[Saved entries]
%%

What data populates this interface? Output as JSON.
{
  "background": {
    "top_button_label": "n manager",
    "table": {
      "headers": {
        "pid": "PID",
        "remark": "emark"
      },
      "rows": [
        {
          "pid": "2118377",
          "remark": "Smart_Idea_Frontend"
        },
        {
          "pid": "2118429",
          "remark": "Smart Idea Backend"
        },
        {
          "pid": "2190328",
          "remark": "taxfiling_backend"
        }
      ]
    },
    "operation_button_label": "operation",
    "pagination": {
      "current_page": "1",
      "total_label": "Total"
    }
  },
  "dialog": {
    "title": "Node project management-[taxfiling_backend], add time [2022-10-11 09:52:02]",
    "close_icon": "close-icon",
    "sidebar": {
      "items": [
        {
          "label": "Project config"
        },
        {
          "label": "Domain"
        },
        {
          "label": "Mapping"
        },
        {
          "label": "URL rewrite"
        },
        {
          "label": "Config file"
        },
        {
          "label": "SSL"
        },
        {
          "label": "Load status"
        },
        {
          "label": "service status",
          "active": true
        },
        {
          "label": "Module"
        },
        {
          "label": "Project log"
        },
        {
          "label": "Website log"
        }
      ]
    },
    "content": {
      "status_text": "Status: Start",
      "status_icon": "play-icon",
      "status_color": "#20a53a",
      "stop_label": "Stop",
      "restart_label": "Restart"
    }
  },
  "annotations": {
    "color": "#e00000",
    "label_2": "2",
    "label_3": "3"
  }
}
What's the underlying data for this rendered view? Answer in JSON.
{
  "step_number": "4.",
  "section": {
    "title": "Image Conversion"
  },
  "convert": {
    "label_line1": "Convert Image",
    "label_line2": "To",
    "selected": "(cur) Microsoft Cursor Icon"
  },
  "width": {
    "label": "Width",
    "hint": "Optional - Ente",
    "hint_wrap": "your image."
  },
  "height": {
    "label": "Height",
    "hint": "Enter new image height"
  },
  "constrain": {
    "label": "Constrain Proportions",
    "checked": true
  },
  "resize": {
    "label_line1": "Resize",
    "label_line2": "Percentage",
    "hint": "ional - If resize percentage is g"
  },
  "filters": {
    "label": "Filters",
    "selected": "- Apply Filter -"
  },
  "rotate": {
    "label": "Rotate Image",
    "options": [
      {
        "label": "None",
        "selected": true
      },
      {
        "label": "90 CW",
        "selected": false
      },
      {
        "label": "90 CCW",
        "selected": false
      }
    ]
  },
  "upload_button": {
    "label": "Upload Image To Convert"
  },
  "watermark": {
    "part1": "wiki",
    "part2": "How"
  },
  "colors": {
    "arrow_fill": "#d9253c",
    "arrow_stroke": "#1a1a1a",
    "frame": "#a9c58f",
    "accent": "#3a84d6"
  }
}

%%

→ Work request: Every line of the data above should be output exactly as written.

→ Task output:
What data populates this interface? Output as JSON.
{
  "background": {
    "top_button_label": "n manager",
    "table": {
      "headers": {
        "pid": "PID",
        "remark": "emark"
      },
      "rows": [
        {
          "pid": "2118377",
          "remark": "Smart_Idea_Frontend"
        },
        {
          "pid": "2118429",
          "remark": "Smart Idea Backend"
        },
        {
          "pid": "2190328",
          "remark": "taxfiling_backend"
        }
      ]
    },
    "operation_button_label": "operation",
    "pagination": {
      "current_page": "1",
      "total_label": "Total"
    }
  },
  "dialog": {
    "title": "Node project management-[taxfiling_backend], add time [2022-10-11 09:52:02]",
    "close_icon": "close-icon",
    "sidebar": {
      "items": [
        {
          "label": "Project config"
        },
        {
          "label": "Domain"
        },
        {
          "label": "Mapping"
        },
        {
          "label": "URL rewrite"
        },
        {
          "label": "Config file"
        },
        {
          "label": "SSL"
        },
        {
          "label": "Load status"
        },
        {
          "label": "service status",
          "active": true
        },
        {
          "label": "Module"
        },
        {
          "label": "Project log"
        },
        {
          "label": "Website log"
        }
      ]
    },
    "content": {
      "status_text": "Status: Start",
      "status_icon": "play-icon",
      "status_color": "#20a53a",
      "stop_label": "Stop",
      "restart_label": "Restart"
    }
  },
  "annotations": {
    "color": "#e00000",
    "label_2": "2",
    "label_3": "3"
  }
}
What's the underlying data for this rendered view? Answer in JSON.
{
  "step_number": "4.",
  "section": {
    "title": "Image Conversion"
  },
  "convert": {
    "label_line1": "Convert Image",
    "label_line2": "To",
    "selected": "(cur) Microsoft Cursor Icon"
  },
  "width": {
    "label": "Width",
    "hint": "Optional - Ente",
    "hint_wrap": "your image."
  },
  "height": {
    "label": "Height",
    "hint": "Enter new image height"
  },
  "constrain": {
    "label": "Constrain Proportions",
    "checked": true
  },
  "resize": {
    "label_line1": "Resize",
    "label_line2": "Percentage",
    "hint": "ional - If resize percentage is g"
  },
  "filters": {
    "label": "Filters",
    "selected": "- Apply Filter -"
  },
  "rotate": {
    "label": "Rotate Image",
    "options": [
      {
        "label": "None",
        "selected": true
      },
      {
        "label": "90 CW",
        "selected": false
      },
      {
        "label": "90 CCW",
        "selected": false
      }
    ]
  },
  "upload_button": {
    "label": "Upload Image To Convert"
  },
  "watermark": {
    "part1": "wiki",
    "part2": "How"
  },
  "colors": {
    "arrow_fill": "#d9253c",
    "arrow_stroke": "#1a1a1a",
    "frame": "#a9c58f",
    "accent": "#3a84d6"
  }
}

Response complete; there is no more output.